**What to work on:** Search the records for the word "JSON". Copy every line where it appears.

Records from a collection
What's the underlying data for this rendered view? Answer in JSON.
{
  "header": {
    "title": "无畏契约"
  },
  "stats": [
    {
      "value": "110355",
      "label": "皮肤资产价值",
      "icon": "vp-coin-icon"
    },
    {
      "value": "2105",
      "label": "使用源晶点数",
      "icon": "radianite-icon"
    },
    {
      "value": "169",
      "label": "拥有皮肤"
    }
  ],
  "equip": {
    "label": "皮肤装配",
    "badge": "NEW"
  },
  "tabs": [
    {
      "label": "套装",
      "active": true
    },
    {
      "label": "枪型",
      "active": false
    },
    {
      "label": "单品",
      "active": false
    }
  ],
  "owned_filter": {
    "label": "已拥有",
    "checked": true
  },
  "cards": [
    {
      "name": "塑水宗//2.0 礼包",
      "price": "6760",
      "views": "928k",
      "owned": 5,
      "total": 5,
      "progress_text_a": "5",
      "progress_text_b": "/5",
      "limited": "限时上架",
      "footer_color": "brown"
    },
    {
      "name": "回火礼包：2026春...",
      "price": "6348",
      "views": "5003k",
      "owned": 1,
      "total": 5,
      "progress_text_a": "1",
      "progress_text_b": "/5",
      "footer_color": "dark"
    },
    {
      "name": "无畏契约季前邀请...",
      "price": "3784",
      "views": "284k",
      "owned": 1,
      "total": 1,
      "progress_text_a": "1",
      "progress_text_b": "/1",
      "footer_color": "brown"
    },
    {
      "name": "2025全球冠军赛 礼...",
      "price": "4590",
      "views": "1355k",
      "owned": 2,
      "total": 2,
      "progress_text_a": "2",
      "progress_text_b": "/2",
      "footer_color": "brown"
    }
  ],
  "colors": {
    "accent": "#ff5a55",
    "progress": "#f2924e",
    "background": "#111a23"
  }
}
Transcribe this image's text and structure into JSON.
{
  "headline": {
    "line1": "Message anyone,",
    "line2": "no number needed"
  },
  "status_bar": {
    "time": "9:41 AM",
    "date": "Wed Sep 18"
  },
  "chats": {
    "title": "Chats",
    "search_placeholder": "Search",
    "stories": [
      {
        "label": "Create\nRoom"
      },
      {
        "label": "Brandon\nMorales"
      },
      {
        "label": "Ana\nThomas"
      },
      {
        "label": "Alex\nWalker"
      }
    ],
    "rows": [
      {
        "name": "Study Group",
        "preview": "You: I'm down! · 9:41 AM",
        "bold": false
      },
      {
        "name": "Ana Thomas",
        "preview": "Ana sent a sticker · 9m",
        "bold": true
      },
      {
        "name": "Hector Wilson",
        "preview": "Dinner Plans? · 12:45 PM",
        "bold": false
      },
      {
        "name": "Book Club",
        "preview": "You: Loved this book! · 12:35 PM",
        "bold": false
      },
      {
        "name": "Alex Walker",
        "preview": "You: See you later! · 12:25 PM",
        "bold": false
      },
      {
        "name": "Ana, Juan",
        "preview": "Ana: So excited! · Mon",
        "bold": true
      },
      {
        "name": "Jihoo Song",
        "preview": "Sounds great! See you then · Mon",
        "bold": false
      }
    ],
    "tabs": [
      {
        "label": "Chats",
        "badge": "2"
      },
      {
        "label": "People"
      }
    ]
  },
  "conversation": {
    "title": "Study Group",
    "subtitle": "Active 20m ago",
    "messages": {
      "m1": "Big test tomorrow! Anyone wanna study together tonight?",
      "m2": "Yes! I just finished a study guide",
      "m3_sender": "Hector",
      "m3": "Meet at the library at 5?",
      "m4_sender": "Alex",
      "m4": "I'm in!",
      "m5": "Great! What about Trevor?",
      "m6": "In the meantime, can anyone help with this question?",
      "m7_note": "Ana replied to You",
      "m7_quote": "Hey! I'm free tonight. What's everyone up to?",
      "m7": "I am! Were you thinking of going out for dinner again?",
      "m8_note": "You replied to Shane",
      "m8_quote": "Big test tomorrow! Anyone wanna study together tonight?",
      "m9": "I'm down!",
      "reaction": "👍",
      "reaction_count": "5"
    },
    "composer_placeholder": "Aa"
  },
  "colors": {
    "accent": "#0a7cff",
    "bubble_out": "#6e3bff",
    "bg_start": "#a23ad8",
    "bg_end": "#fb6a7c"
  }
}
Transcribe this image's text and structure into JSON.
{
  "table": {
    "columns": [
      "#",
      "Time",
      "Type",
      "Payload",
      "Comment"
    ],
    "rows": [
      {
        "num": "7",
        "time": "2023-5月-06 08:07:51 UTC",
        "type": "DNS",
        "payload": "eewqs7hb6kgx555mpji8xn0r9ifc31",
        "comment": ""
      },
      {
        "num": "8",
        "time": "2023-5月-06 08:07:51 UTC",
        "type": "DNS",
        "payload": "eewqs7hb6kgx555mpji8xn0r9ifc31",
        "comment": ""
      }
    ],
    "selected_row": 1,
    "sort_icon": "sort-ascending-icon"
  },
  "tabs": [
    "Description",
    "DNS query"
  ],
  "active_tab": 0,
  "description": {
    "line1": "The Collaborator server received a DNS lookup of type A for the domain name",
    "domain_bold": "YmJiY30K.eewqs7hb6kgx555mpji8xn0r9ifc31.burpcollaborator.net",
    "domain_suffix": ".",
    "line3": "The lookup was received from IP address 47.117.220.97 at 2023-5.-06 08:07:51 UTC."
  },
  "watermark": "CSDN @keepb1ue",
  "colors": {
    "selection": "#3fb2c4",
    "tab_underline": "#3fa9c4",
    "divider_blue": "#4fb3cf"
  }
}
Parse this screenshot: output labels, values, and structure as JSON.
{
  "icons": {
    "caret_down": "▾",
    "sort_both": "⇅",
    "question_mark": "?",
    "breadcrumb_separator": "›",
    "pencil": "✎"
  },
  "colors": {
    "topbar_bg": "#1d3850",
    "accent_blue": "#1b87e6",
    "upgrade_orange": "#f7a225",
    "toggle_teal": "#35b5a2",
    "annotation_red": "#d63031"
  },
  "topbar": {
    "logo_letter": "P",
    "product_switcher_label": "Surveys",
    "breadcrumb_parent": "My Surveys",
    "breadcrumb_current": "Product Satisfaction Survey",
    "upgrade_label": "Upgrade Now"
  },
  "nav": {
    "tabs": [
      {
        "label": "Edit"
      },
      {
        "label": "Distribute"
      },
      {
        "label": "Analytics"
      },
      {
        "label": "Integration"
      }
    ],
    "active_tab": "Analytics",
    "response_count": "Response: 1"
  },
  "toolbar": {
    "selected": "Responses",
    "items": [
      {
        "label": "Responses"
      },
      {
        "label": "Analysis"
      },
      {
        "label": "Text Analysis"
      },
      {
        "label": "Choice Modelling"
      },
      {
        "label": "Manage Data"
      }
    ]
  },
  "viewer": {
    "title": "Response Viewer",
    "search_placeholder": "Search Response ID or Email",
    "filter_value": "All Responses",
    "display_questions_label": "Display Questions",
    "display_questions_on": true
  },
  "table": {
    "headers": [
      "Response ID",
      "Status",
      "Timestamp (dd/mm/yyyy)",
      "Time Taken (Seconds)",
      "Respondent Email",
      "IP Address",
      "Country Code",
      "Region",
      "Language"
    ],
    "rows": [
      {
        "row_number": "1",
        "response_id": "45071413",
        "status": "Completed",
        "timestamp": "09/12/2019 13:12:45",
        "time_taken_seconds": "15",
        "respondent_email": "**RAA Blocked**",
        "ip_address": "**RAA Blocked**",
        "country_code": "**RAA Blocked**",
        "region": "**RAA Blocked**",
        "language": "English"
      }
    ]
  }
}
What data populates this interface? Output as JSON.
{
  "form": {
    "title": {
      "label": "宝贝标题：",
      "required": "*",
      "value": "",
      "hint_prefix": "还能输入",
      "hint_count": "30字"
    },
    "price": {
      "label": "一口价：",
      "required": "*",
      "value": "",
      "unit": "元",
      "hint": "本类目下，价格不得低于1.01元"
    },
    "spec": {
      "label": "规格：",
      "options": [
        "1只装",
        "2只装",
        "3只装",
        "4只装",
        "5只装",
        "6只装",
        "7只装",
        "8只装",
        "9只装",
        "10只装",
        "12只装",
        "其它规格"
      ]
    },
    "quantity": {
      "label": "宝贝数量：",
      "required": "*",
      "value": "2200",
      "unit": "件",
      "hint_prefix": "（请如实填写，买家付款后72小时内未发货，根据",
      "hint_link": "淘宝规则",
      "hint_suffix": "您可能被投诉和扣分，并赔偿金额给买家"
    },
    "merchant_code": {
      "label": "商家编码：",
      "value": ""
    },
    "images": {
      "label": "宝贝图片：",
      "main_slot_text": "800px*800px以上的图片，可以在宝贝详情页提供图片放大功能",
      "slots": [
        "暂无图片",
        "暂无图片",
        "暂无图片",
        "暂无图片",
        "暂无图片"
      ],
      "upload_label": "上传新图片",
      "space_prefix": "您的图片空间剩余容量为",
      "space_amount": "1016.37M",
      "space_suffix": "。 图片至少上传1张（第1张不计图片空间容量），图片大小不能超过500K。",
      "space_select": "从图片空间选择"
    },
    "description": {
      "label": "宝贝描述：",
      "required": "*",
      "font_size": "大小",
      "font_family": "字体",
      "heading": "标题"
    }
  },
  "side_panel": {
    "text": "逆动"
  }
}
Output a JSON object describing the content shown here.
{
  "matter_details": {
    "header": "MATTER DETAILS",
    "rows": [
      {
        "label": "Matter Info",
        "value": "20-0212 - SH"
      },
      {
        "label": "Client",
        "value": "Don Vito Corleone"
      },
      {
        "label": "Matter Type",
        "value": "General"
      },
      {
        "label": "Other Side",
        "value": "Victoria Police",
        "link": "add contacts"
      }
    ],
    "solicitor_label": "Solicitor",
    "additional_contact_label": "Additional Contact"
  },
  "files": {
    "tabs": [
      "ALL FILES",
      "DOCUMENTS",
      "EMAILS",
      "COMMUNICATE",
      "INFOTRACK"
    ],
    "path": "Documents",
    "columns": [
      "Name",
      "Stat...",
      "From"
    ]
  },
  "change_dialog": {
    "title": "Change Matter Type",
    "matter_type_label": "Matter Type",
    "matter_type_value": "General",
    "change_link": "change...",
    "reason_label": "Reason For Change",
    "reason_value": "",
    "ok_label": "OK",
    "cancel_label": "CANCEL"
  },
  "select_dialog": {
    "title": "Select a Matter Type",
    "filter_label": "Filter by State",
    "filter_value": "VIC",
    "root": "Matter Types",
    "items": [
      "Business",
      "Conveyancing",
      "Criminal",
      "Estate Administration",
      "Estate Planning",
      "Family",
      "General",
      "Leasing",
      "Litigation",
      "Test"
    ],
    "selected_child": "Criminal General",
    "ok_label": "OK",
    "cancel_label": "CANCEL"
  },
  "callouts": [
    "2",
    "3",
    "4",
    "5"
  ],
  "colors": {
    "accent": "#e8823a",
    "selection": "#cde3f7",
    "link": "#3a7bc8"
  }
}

**Finished task:**
What's the underlying data for this rendered view? Answer in JSON.
Transcribe this image's text and structure into JSON.
Transcribe this image's text and structure into JSON.
Parse this screenshot: output labels, values, and structure as JSON.
What data populates this interface? Output as JSON.
Output a JSON object describing the content shown here.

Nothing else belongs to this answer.